The reality of Mumbai is finally beginning to surface. Union Minister Praful Patel is the latest leader to come out of the closet and endorse the sentiments of Raj Thackeray. He joins Sharad Pawar, Narain Rane, Chhagan Bhujbal and the rest. Mumbai is the richest city in India. By keeping Mumbai in Maharashtra the purse strings and financial leverage remain with the politicians of the state. Nothing wrong with that if the politicians had the sense and decency to retain the cosmopolitan character of India's financial capital and one of Asia's leading global cities. It is clear by now that bedazzled by electoral politics these leaders are incapable of doing that. In the pursuit of vote bank politics they are endangering the unity of the nation. What is the practical remedy?
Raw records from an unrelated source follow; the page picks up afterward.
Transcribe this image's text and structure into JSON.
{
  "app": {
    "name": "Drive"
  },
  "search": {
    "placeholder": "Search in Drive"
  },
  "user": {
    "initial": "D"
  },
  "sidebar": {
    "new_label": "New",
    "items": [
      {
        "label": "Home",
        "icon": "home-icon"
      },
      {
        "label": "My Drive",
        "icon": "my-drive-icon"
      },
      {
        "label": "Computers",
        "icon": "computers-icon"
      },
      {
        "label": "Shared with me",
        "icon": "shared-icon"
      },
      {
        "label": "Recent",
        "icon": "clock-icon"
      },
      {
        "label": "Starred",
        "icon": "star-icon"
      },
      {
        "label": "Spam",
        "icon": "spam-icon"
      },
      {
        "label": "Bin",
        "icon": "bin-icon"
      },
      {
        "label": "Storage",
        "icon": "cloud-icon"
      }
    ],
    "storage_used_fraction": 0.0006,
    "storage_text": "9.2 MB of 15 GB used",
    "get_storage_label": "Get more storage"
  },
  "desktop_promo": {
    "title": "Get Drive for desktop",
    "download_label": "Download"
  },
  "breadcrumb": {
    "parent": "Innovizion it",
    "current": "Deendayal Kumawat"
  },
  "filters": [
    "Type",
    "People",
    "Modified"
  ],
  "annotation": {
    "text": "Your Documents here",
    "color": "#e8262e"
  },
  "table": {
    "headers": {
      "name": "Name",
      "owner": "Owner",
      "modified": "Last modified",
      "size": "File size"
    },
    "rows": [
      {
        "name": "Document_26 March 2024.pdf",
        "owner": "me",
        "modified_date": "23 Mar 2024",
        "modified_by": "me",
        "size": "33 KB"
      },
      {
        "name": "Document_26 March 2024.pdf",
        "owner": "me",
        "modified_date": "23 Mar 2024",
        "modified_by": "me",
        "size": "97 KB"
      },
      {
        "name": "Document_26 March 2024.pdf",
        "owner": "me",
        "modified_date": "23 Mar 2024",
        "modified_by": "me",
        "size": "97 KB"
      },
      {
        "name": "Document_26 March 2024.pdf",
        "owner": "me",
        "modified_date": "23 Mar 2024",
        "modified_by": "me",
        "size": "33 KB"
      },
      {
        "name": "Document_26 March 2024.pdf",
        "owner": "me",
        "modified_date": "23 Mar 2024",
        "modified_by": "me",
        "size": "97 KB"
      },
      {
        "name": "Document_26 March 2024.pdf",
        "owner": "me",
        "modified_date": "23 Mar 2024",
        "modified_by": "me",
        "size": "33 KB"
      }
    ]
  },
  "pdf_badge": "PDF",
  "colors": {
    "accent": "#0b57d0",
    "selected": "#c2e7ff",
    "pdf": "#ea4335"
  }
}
As this scribe pointed out through these columns as early as February 11 this year, Mumbai should never have been a part of Maharashtra. In 1956 it was incorporated in the state by the weak-kneed policy of the Congress government under Pandit Nehru. The origins and growth of Bombay were traced to show that its development and culture from inception had been cosmopolitan. The British, the Parsis, Gujaratis, Jews, Marwaris and others had contributed more than the Maharashtrians themselves in developing the wealth and character of the city. The States Reorganization Commission had retained Bombay as the capital of the undivided Maharashtra and Gujarat state. In present day Mumbai the Maharashtrian population is around 35 per cent.
There is therefore only one solution to defuse the Mumbai crisis. Mumbai should be made into a city state as had been demanded by rational voices after Maharashtra was separated from Gujarat. Mumbai will always be dominated by Maharshtrian culture. But it should not be choked by vote bank politics.
At this stage there is only one effective way of achieving that. The majority of voters in Mumbai who are non-Maharashtrian should make an electoral front and deny all existing parties success in the city in the next polls. All the leaders of all the parties in the rest of India who criticize Raj Thackeray must partially sink their differences to unite at least to support the formation of such a front to contest polls in Mumbai. Many Marathi speaking voters might also support this front. That is the only democratic and fitting response to the Mumbai chauvinists. Will the leaders genuinely opposed to Raj Thackeray's politics do that? If they cannot, they may as well shut up.